All games of the Masters available at Live.Chessbase.com

Anton mimics Carlsen

In the Challengers, top seed David Anton mirrored the three-game winning streak of Carlsen (the perennial top seed) in the Masters. By beating direct contender Pavel Eljanov, the Spaniard grabbed the sole lead on 7 out of 10 and entered the 2700-club in the live ratings list. To get the all-important win on Wednesday, he put forth a Benoni-like structure with White and outplayed his opponent until forcing resignation in a queenless position with rooks and bishops of opposite colours:

 

There followed 40.g4 f6 41.b7 e5 42.f3 and Black gave up, as the a-pawn is about to fall.
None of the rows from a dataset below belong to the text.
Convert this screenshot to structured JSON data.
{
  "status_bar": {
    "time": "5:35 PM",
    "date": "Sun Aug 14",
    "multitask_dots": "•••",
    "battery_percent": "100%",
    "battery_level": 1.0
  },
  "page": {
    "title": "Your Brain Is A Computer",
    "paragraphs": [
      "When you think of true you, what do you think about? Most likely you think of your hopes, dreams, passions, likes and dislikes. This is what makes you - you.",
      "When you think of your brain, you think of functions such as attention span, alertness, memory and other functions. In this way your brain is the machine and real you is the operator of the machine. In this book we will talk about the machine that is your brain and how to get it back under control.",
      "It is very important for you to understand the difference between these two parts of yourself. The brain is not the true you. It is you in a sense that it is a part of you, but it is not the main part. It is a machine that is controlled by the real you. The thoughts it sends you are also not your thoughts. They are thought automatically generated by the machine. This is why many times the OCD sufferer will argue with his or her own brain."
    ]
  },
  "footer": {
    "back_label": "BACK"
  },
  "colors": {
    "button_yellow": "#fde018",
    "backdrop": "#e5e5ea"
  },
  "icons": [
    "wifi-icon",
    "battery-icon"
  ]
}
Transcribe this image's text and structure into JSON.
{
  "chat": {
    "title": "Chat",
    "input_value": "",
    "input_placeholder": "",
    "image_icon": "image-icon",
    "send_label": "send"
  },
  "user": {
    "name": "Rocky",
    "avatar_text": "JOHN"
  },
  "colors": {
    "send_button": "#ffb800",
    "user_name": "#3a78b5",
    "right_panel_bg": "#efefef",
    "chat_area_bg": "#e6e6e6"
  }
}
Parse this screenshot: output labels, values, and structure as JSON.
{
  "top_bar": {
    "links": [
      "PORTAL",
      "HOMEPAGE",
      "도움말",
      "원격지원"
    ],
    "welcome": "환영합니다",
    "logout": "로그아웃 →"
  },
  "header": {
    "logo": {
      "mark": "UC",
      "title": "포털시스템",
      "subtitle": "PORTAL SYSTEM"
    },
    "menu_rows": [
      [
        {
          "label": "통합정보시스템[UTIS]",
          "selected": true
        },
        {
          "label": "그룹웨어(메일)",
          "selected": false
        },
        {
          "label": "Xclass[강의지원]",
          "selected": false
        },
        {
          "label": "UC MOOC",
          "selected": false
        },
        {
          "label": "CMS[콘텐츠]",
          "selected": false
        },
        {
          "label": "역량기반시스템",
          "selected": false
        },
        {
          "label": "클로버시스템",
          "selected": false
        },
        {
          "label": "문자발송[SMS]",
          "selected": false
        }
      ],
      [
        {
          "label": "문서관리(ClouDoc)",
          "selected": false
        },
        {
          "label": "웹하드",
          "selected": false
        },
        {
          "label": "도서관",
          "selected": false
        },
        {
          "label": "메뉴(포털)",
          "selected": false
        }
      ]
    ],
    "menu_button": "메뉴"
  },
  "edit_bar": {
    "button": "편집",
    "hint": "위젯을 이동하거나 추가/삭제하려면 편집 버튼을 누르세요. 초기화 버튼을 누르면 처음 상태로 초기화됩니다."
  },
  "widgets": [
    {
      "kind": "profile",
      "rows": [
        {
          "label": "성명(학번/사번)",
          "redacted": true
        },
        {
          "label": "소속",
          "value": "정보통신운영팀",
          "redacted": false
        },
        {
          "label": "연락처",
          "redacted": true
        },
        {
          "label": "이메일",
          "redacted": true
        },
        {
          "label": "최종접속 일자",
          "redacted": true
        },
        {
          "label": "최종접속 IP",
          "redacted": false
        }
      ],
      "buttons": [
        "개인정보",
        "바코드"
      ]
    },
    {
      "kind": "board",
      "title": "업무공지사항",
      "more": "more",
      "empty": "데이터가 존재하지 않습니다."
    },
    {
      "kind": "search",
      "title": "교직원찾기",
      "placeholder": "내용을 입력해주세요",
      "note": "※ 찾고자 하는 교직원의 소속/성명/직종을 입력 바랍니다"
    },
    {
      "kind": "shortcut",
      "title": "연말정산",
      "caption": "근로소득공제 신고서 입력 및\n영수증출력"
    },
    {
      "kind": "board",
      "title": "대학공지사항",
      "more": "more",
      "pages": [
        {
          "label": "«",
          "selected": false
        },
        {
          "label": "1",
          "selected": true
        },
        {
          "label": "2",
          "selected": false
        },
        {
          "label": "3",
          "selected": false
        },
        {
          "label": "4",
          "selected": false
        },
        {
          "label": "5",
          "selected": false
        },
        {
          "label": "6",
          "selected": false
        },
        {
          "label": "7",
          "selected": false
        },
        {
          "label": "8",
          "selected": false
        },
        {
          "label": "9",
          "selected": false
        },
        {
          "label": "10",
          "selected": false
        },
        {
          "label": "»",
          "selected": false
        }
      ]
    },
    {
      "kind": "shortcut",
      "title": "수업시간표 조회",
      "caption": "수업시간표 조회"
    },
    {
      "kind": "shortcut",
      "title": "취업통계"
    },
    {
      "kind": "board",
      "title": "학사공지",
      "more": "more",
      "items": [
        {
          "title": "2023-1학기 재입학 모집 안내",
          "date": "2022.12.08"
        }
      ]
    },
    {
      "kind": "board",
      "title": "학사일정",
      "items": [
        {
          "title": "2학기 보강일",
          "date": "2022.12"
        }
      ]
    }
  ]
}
Erwin l'Ami is the only player a half point behind Anton, who similarly won the Challengers group of last year's Prague Festival to qualify to this year's main event.


Round 10 games - Challengers

 

All games of the Challengers available at Live.Chessbase.com


David Anton

David Anton Guijarro | Photo: Alina l'Ami


Round-up show

GM Daniel King recapped the action of round ten


Standings after Round 10 - Masters

 

Standings after Round 10 - Challengers

 

Links



Carlos Colodro is a Hispanic Philologist from Bolivia. He works as a freelance translator and writer since 2012. A lot of his work is done in chess-related texts, as the game is one of his biggest interests, along with literature and music.